I mean, we hardly know much at all about the Bacchic and Dionysian ecstatic rituals because the first rule about Pleasure Club is that we will fucking kill you if you talk about Pleasure club. A corpse’s rictus grin; la petite mort of orgasm, especially autoasphixiation, where the link between death the pleasure of sex could not be more apparent; DFW’s entertainment so powerful it kills you in Infinite Jest; overdose as outcome of pleasure-seeking; Christ’s suffering on the cross as the representation of God’s love for humankind.

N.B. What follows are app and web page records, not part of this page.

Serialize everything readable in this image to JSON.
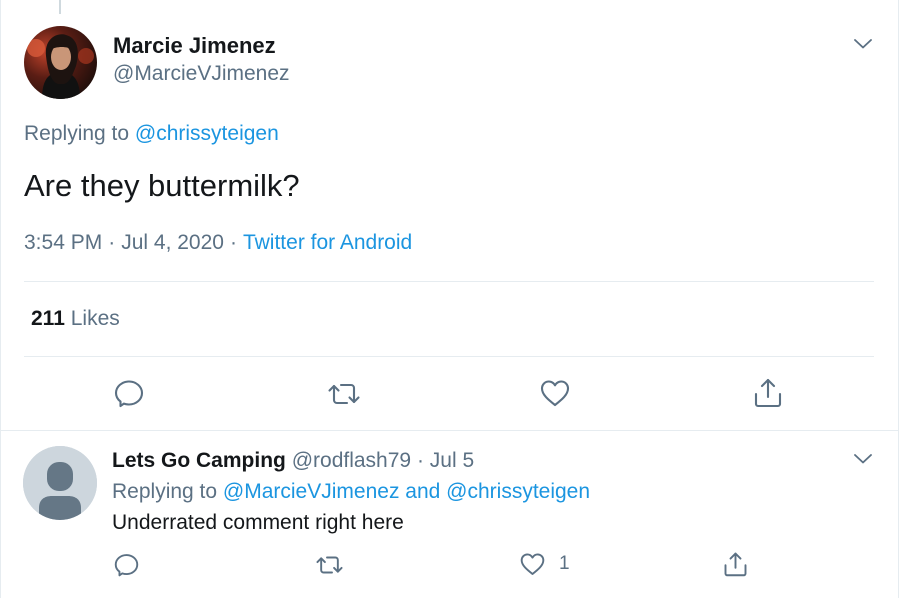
{
  "main_tweet": {
    "author_name": "Marcie Jimenez",
    "author_handle": "@MarcieVJimenez",
    "replying_prefix": "Replying to",
    "replying_to": "@chrissyteigen",
    "text": "Are they buttermilk?",
    "time": "3:54 PM",
    "date": "Jul 4, 2020",
    "source": "Twitter for Android",
    "separator": "·",
    "likes_count": "211",
    "likes_label": "Likes"
  },
  "reply_tweet": {
    "author_name": "Lets Go Camping",
    "author_handle": "@rodflash79",
    "separator": "·",
    "date": "Jul 5",
    "replying_prefix": "Replying to",
    "replying_to_1": "@MarcieVJimenez",
    "replying_and": "and",
    "replying_to_2": "@chrissyteigen",
    "text": "Underrated comment right here",
    "like_count": "1"
  },
  "icons": {
    "caret": "chevron-down-icon",
    "reply": "reply-icon",
    "retweet": "retweet-icon",
    "like": "heart-icon",
    "share": "share-icon"
  },
  "colors": {
    "link": "#1b95e0",
    "muted": "#5b7083",
    "text": "#14171a",
    "divider": "#e6ecf0"
  }
}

And didn’t I read somewhere that disorders that evoke near-constant orgasms are nigh unto unbearable.
I couldn’t say when clowns in particular came to be creepy, but it does seem to me that the link between the pleasurable (the fun) and the terrible has been around a long, long time. So it seems to me only natural that our culture’s archetypal evocation of The Fun should also lend itself to an enantiodromia wherein The Fun gnaws away at itself and shows The Fear within.”